The Appeals Court ruled on contempt allegations against SLPP leadership yesterday regarding their response to a June 5 court order voiding constituency-level elections in 39 constituencies.
The SLPP’s National Executive Council (NEC) re-ran these constituency elections on Wednesday, but also lower level elections for zonal, section, and chiefdom representatives. The plaintiff’s attorney, Banja Tejan-Sie, argued that these actions are contrary to the appeals court ruling, which they believe clearly instructed the NEC to only re-run elections at the constituency level.
The three judges, led by Justice Reginald Fynn, ruled that they refused the allegation of Contempt of Court, but did find the SLPP’s interpretation to be outside the scope of their June 5 Court Order. In response, they ruled that all election reruns conducted on Wednesday to be null and void.
“Our orders were directed at the constituency level elections,” Justice Fynn said. “Any ambiguity should have been rectified by the dates cited in the decision.”
In the June 5 Appeals Court decision, they specifically nullified all elections held on 26th November and 3rd December 2016 in the 39 constituencies. The only elections held on these dates were at the constituency level, a distinction the judges believed left no ambiguity about the integrity of zonal, section, or chiefdom election outcomes.

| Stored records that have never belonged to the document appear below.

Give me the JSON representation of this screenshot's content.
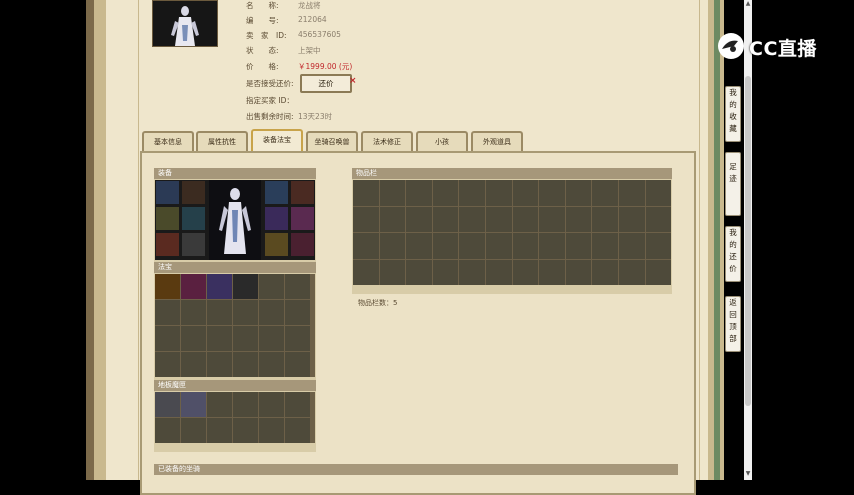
{
  "item": {
    "name_label": "名　　称:",
    "name_value": "龙战将",
    "id_label": "编　　号:",
    "id_value": "212064",
    "seller_label": "卖　家　ID:",
    "seller_value": "456537605",
    "status_label": "状　　态:",
    "status_value": "上架中",
    "price_label": "价　　格:",
    "price_value": "￥1999.00 (元)",
    "accept_bid_label": "是否接受还价:",
    "bid_button": "还价",
    "buyer_label": "指定买家 ID：",
    "buyer_value": "",
    "remain_label": "出售剩余时间:",
    "remain_value": "13天23时"
  },
  "tabs": [
    "基本信息",
    "属性抗性",
    "装备法宝",
    "坐骑召唤兽",
    "法术修正",
    "小孩",
    "外观道具"
  ],
  "active_tab": 2,
  "sections": {
    "equipment": "装备",
    "treasure": "法宝",
    "ground_wand": "地板魔匣",
    "inventory": "物品栏",
    "inventory_count": "物品栏数：5",
    "next_section": "已装备的坐骑"
  },
  "sidebar": {
    "favorites": "我的收藏",
    "footprint": "足迹",
    "my_bids": "我的还价",
    "back_top": "返回顶部"
  },
  "logo": "CC直播",
  "colors": {
    "price": "#c0262a",
    "panel_header": "#a6977a",
    "cell": "#4e4a3a"
  }
}
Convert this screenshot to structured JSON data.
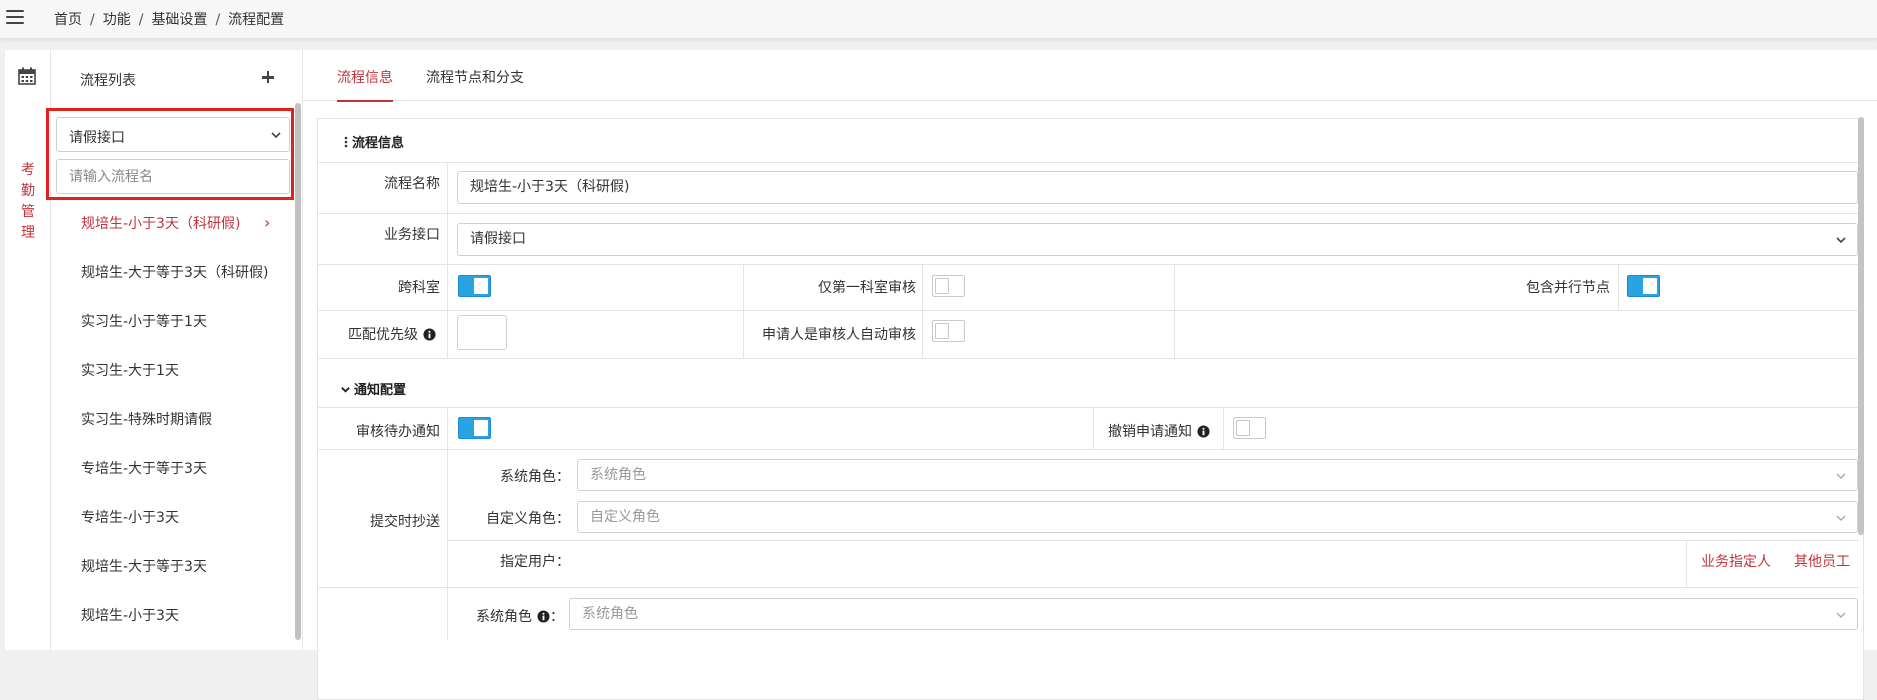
{
  "breadcrumb": [
    "首页",
    "功能",
    "基础设置",
    "流程配置"
  ],
  "breadcrumb_sep": "/",
  "side_module": "考勤管理",
  "side_module_chars": [
    "考",
    "勤",
    "管",
    "理"
  ],
  "list_panel": {
    "title": "流程列表",
    "interface_select": "请假接口",
    "search_placeholder": "请输入流程名",
    "items": [
      {
        "label": "规培生-小于3天（科研假)",
        "active": true
      },
      {
        "label": "规培生-大于等于3天（科研假)",
        "active": false
      },
      {
        "label": "实习生-小于等于1天",
        "active": false
      },
      {
        "label": "实习生-大于1天",
        "active": false
      },
      {
        "label": "实习生-特殊时期请假",
        "active": false
      },
      {
        "label": "专培生-大于等于3天",
        "active": false
      },
      {
        "label": "专培生-小于3天",
        "active": false
      },
      {
        "label": "规培生-大于等于3天",
        "active": false
      },
      {
        "label": "规培生-小于3天",
        "active": false
      }
    ]
  },
  "tabs": [
    {
      "label": "流程信息",
      "active": true
    },
    {
      "label": "流程节点和分支",
      "active": false
    }
  ],
  "flow_info": {
    "section_title": "流程信息",
    "name_label": "流程名称",
    "name_value": "规培生-小于3天（科研假)",
    "interface_label": "业务接口",
    "interface_value": "请假接口",
    "cross_dept_label": "跨科室",
    "cross_dept_on": true,
    "first_dept_only_label": "仅第一科室审核",
    "first_dept_only_on": false,
    "include_parallel_label": "包含并行节点",
    "include_parallel_on": true,
    "priority_label": "匹配优先级",
    "priority_value": "",
    "applicant_auto_label": "申请人是审核人自动审核",
    "applicant_auto_on": false
  },
  "notify": {
    "section_title": "通知配置",
    "todo_label": "审核待办通知",
    "todo_on": true,
    "revoke_label": "撤销申请通知",
    "revoke_on": false,
    "cc_label": "提交时抄送",
    "sys_role_label": "系统角色：",
    "sys_role_placeholder": "系统角色",
    "custom_role_label": "自定义角色：",
    "custom_role_placeholder": "自定义角色",
    "user_label": "指定用户：",
    "biz_assignee": "业务指定人",
    "other_staff": "其他员工",
    "sys_role2_label": "系统角色",
    "sys_role2_colon": "：",
    "sys_role2_placeholder": "系统角色"
  },
  "colors": {
    "accent": "#c0353b",
    "toggle_on": "#29a3e2",
    "highlight_box": "#e0211c"
  },
  "icons": [
    "menu-icon",
    "calendar-icon",
    "plus-icon",
    "chevron-down-icon",
    "chevron-right-icon",
    "info-icon",
    "vertical-dots-icon"
  ]
}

The SLPP’s attorney, Umaru Koroma, argued during proceedings that the constituency elections could not be re-run without also re-running elections for the lower level representatives who vote for their respective constituency leaders. They maintained their actions were in full compliance with the Appeals Court ruling and denied any charges of contempt.
The plaintiffs – three SLPP members, brought the original suit against SLPP leadership and the NEC citing irregularities in the rules used to conduct lower level executive elections. Only one day after the Appeals Court ruled in their favor on June 5, the three men were expelled from the Party. When the judges asked for an explanation for the expulsion, Koroma said the Party had been intending to expel the members far before the court ruling due to multiple complaints by Party members. Koroma did not elaborate on the specifics of these complaints.
Justice Fynn strongly condemned the SLPP’s decision to expel the members in what they considered to be retribution for bringing litigation against the Party. He called the move “oppressive” but stopped short of ordering any legal repercussions.
The judge’s ruling confirms the integrity of the original zonal, section, and chiefdom election results, but leaves constituency appointments empty in these 39 constituencies.